Despite being one of the leading employment sectors in many countries, the construction industry is one of the most dangerous sectors. Statistics show that there are over 400 injuries and over 20 fatalities each year related to construction in Ontario alone. As an employer, you should ensure that your construction site offers maximum safety and security standards to its workers. Here are critical steps you can undertake to enhance safety at your construction site.
1. Training your employees on safety measures and equipment
Before starting a construction project, you should train workers operating in medium and high-risk areas on safety measures and standards. Additionally, employees entrusted with such sites should exhibit a sense of responsibility and understand the consequences of their actions. You can enroll these employees or their managers in short online safety training courses for basic lifesaving and safety training. It is also crucial that employers handle tools and equipment such as construction excavators only if they have received proper training on how to safely use them.
2. Providing adequate safety gear
A majority of construction-related injuries occur due to a lack of proper personal protective equipment (PPE), such as helmets and gloves. The gear should be adequate and appropriate for the task at hand; if the working environment is dusty, employees should have masks on top of basic equipment such as helmets, ear muffs, knee pads, and hi-visibility jackets.
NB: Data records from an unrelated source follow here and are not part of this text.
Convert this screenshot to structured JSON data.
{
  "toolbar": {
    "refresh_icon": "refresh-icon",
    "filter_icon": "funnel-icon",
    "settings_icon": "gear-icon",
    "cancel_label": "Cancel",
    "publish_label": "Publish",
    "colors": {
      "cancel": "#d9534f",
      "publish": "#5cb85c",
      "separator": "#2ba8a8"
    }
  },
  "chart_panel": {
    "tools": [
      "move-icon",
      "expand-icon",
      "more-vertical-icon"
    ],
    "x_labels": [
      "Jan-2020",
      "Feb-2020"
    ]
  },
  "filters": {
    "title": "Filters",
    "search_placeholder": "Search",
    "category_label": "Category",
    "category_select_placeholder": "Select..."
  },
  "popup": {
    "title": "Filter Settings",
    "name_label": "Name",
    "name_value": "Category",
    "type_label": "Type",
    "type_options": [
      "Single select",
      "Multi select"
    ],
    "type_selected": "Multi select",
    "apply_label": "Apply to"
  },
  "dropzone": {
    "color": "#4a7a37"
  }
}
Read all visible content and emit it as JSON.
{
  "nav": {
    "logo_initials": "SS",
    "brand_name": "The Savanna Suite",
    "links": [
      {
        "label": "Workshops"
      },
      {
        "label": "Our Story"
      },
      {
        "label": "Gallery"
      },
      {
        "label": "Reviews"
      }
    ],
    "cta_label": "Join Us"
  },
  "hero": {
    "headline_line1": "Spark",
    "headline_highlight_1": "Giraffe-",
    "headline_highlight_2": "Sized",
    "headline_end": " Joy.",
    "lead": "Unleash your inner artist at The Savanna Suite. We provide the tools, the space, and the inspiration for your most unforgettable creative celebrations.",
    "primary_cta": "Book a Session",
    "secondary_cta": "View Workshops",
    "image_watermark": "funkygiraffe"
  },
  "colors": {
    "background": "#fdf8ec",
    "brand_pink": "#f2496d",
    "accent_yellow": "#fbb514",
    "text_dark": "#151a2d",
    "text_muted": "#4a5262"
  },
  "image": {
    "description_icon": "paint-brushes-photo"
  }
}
3. Hire experts
When hiring skilled labor, you should consider workers with adequate experience. Skilled workers such as engineers and construction managers work with many unskilled manual workers, and their mistakes can affect an entire group of workers. Additionally, this class of workers should be registered by appropriate certification agencies and have proof of work experience.
4. Have a safety standards terms of the agreement (TOA)
As a CEO, you should set safety standards for all people accessing the construction site. This information should be included in a terms-of-agreement document signed by all workers. Also, your workers can get carried away by the slow progress and tedious nature of their profession and may opt for dangerous improvisations and shortcuts. Your TOA should forbid such acts.
5. Keep track of all machinery
All machines used in the construction site should be regularly serviced for faults. In case of machinery breakdown, the job should be put on hold until the machine is fully operational. Additionally, only qualified machine operators should be allowed to operate their respective machines off and onsite.
6. Embrace technology
There are hundreds of machines and tech tools that can replace human laborers. If possible, invest in these technologies, as it reduces crowding and enhances accountability on the site. Not to mention that machines are more efficient, reliable, and cost-efficient in the long run.
7. Adhere to industry guidelines
Many countries have organs in the construction sector that set standards for all construction companies. For instance, the U.S. has the Occupational Safety and Health Administration (OSHA). As an employer, you should stick to these guidelines as they keep your workers safe and insure you from hefty fines in natural accidents.
Construction sites can never be 100% safe, but you can enhance the safety of your workers by incorporating the safety measures mentioned above and adhering to the industry’s safety practices.